In Sanskrit, the word shatavari translates as “the plant with a hundred roots” or “who possesses a hundred husbands”. One name a head nod to physical features of the plant, and one name a hip wiggle to the medicine this plant gives.
The Plant With a Hundred Roots: Shatavari Is one of the strangest looking herbs I’ve met. It looks deceptively like a small vine-like climber above ground, similar to asparagus (they’re in the same family). But underneath this fragile green wisp of a bush there are hundreds of tuber-like roots in a mass that could weigh up to 40kg! Simply astonishing.
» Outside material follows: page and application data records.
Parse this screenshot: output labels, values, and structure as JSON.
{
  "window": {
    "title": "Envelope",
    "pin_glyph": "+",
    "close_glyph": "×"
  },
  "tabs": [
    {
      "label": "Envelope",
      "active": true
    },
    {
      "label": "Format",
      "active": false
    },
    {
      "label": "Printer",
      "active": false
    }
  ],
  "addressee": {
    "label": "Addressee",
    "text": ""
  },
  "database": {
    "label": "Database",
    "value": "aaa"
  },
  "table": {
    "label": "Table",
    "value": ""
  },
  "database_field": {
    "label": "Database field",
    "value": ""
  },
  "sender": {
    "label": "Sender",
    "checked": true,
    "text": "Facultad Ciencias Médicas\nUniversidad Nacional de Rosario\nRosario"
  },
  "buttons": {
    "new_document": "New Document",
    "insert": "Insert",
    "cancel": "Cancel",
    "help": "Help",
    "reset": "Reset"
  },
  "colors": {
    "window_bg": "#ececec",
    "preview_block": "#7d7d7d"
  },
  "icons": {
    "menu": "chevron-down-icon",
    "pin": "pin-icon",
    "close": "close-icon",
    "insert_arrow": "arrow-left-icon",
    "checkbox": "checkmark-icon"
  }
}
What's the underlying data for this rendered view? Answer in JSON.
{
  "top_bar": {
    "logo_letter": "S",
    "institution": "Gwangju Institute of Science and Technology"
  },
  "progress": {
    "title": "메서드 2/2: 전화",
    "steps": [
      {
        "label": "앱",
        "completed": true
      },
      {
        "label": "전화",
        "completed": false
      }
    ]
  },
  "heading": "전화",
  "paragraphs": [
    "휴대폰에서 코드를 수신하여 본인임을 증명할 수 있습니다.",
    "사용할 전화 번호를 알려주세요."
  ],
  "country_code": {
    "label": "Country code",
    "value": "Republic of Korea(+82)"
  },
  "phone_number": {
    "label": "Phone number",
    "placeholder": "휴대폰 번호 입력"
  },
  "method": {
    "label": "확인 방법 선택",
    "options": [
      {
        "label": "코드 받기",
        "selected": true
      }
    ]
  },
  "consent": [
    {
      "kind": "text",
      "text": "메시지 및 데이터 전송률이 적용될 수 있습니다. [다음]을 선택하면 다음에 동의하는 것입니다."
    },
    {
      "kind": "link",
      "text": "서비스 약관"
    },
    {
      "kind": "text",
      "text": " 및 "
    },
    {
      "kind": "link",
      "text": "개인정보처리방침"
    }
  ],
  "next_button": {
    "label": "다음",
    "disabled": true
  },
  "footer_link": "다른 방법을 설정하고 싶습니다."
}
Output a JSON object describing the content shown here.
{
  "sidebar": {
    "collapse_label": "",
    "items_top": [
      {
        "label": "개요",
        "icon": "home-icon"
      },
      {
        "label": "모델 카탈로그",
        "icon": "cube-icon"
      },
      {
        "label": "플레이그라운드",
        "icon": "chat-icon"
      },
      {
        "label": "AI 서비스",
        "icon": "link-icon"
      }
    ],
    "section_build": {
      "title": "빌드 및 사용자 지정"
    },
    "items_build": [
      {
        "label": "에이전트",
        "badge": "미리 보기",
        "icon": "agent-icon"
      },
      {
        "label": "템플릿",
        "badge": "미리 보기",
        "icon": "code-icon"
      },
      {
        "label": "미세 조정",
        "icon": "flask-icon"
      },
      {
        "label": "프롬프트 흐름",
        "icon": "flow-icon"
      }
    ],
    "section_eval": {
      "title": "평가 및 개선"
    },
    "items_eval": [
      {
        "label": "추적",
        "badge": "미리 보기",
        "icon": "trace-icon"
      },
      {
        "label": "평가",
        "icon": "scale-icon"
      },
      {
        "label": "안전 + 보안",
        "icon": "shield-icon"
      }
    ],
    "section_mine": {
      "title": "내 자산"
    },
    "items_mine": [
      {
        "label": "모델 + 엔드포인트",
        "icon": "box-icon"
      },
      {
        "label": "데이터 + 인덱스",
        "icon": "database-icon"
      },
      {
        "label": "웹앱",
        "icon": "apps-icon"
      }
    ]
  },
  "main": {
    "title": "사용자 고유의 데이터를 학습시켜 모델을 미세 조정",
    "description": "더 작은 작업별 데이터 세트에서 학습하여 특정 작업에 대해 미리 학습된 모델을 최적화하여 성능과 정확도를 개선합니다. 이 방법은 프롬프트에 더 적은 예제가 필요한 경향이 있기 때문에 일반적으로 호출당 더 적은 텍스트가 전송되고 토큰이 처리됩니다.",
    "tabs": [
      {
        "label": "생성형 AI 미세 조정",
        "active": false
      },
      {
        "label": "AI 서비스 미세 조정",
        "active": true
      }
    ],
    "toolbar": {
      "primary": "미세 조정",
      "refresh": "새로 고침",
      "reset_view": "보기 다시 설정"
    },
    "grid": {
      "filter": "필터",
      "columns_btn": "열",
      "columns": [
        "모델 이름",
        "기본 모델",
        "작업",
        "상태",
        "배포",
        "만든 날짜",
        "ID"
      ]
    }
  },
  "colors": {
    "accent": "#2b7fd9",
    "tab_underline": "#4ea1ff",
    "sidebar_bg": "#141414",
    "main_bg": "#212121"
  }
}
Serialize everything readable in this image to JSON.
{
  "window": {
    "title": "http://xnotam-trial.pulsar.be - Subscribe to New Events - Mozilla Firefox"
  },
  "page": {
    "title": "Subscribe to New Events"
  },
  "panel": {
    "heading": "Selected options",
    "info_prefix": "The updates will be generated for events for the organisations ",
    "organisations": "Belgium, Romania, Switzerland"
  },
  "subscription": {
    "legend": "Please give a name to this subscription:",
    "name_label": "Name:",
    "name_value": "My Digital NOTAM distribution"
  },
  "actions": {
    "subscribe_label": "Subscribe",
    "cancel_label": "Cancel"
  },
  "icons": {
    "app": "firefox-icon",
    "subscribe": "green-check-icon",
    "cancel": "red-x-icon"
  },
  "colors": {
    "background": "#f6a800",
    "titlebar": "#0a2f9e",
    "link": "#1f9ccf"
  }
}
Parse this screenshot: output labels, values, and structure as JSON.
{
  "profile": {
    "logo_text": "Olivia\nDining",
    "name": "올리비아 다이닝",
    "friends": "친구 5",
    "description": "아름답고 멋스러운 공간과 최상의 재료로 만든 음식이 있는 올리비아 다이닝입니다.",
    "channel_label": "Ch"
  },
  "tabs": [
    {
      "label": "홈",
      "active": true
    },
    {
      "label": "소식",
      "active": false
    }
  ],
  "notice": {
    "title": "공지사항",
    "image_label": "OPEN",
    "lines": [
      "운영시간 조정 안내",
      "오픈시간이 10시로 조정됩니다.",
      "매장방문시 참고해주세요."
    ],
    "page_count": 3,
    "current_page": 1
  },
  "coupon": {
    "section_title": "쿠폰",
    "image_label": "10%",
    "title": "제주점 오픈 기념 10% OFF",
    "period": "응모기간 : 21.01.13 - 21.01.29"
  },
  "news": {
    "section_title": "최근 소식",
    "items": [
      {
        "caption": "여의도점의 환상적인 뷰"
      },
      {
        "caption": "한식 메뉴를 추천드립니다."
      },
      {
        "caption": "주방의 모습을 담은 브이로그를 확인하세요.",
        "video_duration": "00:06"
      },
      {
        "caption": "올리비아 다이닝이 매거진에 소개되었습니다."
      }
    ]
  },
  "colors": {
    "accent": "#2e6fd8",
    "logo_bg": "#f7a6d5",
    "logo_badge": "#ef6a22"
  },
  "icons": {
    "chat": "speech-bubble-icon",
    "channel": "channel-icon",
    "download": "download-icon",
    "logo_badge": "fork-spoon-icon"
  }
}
Who Possesses a Hundred Husbands: Shatavari is a famous adaptogen and rasayana (traditional rejuvenative tonic) in India, most well known for being an aphrodisiac and a female reproductive tonic. It’s one of my favorite adaptogens for its nourishing and gently strengthening nature.
This beloved herb is one of our core adaptogens at Rasa and is found in all of our blends. Having the chance to meet shatavari and several shatavari growers in person in Southern India was one of the highlights of my year in 2022.
The three shatavari growers I visited in the southern Indian state of Karnataka are among the 2500 small organic-certified farmers that our main supply partner Phalada works with. The farmers have an average of 2 acres and grow a variety or herbs, pulses, and commodity crops. Shatavari is a relatively new crop for this group— most shatavari is grown in Northern India— and the farmers I visited each had a different style as they figure out the best ways to cultivate.
Sachin, Farm #1—Intercropping
Sachin greeted us as we pulled up to rows and rows of areca palms. His main source of farm income are these betal nut-producing trees and they’re spread throughout the 4 acre parcel. He decided to try intercropping shatavari and vanilla with the areca because they produce valuable extra income while taking no any extra land.
Where at first I saw just rows of areca palms I now saw the tell-tale whisps of shatavari between the rows. Everywhere— 8000 of them to be exact! I learned that shatavari needs a minimum of 18 months of growing to have a good saponin level, but 2.5 years or more is optimal. These plants were 3 years old and his patience will mean hefty roots, likely 10kg a plant on average. Our supply partner Phalada has contracted the full crop.
Sachin likes growing shatavari this way because it is very low maintenance. He fertilizes the land with a cow dung slurry 3 to 4 times a year, and waters the plants when he waters the areca palms.
Shatavari among the areca palms
Pavan, Farm #2—Fallow Field
Sachin’s friend Pavan had a field nearby and we went to see a different approach to cultivating shatavari. This field looked completely wild and untended— no neat rows, no walking paths, just bushes, weeds, small trees, and shatavari dispersed throughout.
Pavan explained that he’d normally be growing sugar cane or rice paddy in this field, but he’s trying a maintenance-free method of growing shatavari instead. For 3 years shatavari grows in this field while weeds and bushes also pop up. This method is good for the land because the land is basically fallow and able to rest. Plus, once the shatavari is harvested all the bushes get turned into the ground, a process called green manuring. The only work Pavan has to do during these three years is water the area with a sprinkler once a week.
Praveen, who works for Pavan, showed us how to harvest the plant when it’s ready— it’s a lot of work! And the roots of this one plant where probably north of 40 lbs!
Right to left: Praveen, Sachin, Pavan, with a freshly harvest portion of a shatavari plant
Parameshappa, Farm #3—Row cultivation
Farther up in the north of Karnataka was the farm of Parameshappa. This was a more conventional way of growing shatavari. The plants were in neat rows and harvesting was just being completed. While this growing method may not be as soil friendly or as good at maximizing available space as the previous two farms, it was the most efficient to harvest since there was nothing else in the field.
Upon harvest, shatavari is washed, sometimes steamed, and then peeled. Removing the skin is an important part of the process because the root won’t dry with the skin intact. After that the root is dried and then milled into the fine cut we use for our blends.
Shatavari getting washed
Rewilding the Future
It was fascinating to compare the three farms I visited and get a glimpse into the creative choices farmers have when deciding how to cultivate an herb, but the most exciting farm we visited wasn’t really a farm at all.
Shatavari, like many popular medicinal plants, used to be plentiful in the wild but is now semi-endangered. Both our main supply partners in India are experimenting with wild-simulated plots, and we got to see this unique agroforestry in action. On a walk through what felt like a natural forest, we encountered many medicinal species planted throughout the vegetation. The goal with this type of project is to understand the process and test yields and herbal potency. Hopefully someday this rewilding will yield strong stands of shatavari and a more integrated, biodiverse, and sustainable method of sourcing this plant.
Lopa expressing her undying love to a baby wild-simulated shatavari